One of the best sources of papyri was from an ancient rubbish dump nearby Oxyrhynchus. Since its discovery in 1898 by Grenfell and Hunt, around 5000 ancient documents have been decoded and pieced together. From a scribe copying out lines to spells, Dr Mountford explored the world of papyri.
One of the first examples that Dr Mountford shared with us was P. Oxy. L 3554. This scrap of papyrus gives us a fascinating insight into the life of person whose work we take for granted. It is the work of a scribe who is practising writing two lines of Virgil’s Aeneid. The amount of painstaking work that went into this menial job is incredible and without sources like these we would not have access to the epic poems of Virgil and Homer nor would we appreciate the laborious job of scribes copying out lines again and again – I know that I would not want to copy out the Aeneid!
Another example was P. Oxy. 34. 2707. This almost complete piece of papyrus was a circus programme from the sixth century AD. One point that Dr Mountford raised, was that an average person going to watch the circus would not be able to read, so they must have been given to the ring master to ensure the show runs smoothly. About three quarters of the way through it states that after the fourth chariot race there will be mimes. They had various shows in-between each chariot race such as a procession, singing rope-dancers, gazelles and hounds, mimes, and a troupe of athletes. This all included the six chariot races. They certainly got their money’s worth out of going to a circus race. Without these records, we would have been left speculating how these immense events ran so smoothly and it is fascinating that the way events are organised has not changed in centuries.
The most bizarre piece of papyrus found was definitely P. Oxy. 5245. This strange document containing spells or medical advice was certainly from a magician or a doctor. They were probably interchangeable. This piece of, “local folklore”, as described by Dr Mountford, was a cure for a hangover. Although the medical profession has become more advanced through the ages, there is still no definitive cure for a hangover and many cures today are still local folklore just like in ancient Egypt. Maybe there will never be a cure for a hangover and people in centuries to come will find our records for hangover cures and still not know the answer!
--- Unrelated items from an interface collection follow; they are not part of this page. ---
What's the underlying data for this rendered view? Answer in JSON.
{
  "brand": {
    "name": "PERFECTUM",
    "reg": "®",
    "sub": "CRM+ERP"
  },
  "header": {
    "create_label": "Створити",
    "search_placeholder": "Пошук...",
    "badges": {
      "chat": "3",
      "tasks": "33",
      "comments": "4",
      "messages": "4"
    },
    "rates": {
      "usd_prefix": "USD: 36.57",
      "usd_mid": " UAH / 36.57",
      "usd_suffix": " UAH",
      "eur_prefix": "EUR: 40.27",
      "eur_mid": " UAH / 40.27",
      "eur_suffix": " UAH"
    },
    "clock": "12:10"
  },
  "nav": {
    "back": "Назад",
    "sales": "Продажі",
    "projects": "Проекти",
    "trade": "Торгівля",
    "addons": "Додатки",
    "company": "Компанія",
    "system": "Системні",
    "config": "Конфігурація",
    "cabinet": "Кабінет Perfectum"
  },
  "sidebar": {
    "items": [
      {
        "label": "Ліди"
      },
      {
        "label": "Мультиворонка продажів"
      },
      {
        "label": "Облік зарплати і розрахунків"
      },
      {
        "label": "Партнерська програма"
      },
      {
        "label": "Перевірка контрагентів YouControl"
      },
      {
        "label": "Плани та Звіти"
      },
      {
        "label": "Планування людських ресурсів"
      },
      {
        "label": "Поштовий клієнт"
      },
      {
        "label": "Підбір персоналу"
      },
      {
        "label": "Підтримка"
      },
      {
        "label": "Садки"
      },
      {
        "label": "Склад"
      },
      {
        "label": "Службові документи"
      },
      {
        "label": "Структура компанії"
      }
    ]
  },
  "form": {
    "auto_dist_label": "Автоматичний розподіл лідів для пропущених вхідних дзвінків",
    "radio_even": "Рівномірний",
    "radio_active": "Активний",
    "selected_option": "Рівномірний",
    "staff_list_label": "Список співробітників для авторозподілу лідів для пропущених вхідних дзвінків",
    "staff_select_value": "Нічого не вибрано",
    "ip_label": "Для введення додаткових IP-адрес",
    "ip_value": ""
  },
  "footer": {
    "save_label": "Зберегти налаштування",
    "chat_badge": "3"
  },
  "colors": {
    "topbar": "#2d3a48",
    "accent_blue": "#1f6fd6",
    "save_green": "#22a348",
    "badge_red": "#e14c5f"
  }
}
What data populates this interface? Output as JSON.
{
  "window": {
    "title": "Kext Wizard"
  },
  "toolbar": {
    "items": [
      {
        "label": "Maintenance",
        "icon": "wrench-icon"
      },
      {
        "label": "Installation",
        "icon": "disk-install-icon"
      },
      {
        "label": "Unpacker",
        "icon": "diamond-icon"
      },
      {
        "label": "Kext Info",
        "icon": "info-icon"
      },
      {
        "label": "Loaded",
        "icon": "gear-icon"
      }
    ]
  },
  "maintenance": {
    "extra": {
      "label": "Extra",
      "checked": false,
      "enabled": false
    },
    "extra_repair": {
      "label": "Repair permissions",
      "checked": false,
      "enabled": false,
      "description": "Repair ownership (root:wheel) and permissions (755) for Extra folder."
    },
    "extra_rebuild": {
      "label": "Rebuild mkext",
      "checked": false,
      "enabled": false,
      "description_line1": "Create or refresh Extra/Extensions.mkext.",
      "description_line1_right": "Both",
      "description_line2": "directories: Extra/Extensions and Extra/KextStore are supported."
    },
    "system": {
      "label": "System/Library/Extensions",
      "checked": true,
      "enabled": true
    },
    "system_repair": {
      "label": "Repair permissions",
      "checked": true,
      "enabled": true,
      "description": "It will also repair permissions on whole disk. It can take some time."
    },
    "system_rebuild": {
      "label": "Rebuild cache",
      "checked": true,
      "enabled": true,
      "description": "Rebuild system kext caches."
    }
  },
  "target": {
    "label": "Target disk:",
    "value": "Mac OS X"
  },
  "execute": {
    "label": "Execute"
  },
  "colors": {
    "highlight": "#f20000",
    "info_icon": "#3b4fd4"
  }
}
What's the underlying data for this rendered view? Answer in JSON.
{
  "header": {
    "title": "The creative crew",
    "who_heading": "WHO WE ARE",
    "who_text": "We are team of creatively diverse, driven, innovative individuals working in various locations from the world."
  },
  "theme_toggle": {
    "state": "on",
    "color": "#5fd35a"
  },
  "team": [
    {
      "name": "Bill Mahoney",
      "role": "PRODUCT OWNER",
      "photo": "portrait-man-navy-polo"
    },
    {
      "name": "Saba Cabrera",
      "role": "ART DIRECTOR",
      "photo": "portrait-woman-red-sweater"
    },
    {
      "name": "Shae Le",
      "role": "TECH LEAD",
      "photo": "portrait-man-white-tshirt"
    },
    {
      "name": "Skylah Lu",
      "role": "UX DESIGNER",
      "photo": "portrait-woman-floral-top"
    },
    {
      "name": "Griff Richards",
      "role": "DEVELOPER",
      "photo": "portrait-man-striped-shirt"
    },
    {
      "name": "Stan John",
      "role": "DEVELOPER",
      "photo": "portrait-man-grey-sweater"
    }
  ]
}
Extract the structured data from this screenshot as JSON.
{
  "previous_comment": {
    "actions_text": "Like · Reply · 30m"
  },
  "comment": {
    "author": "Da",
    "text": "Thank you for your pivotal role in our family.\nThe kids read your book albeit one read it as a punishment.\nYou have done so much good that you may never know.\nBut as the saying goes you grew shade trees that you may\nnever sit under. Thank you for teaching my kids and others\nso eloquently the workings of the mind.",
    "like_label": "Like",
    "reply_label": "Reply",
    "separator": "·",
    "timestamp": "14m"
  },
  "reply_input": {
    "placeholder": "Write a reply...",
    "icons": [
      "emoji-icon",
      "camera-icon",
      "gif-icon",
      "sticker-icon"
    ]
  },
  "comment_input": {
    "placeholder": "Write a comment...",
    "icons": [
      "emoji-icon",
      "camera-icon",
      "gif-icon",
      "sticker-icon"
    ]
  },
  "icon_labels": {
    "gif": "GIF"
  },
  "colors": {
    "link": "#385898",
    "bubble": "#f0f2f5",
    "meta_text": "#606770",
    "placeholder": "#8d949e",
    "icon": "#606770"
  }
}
After Dr Mountford’s thought-provoking lecture, we were left with a new appreciation for the importance of these seemingly insignificant papyrus scraps. And as Samuel Southern said in his vote of thanks, we will all be thinking about what we write on our pieces of paper because they just might be examined by historians in the future!”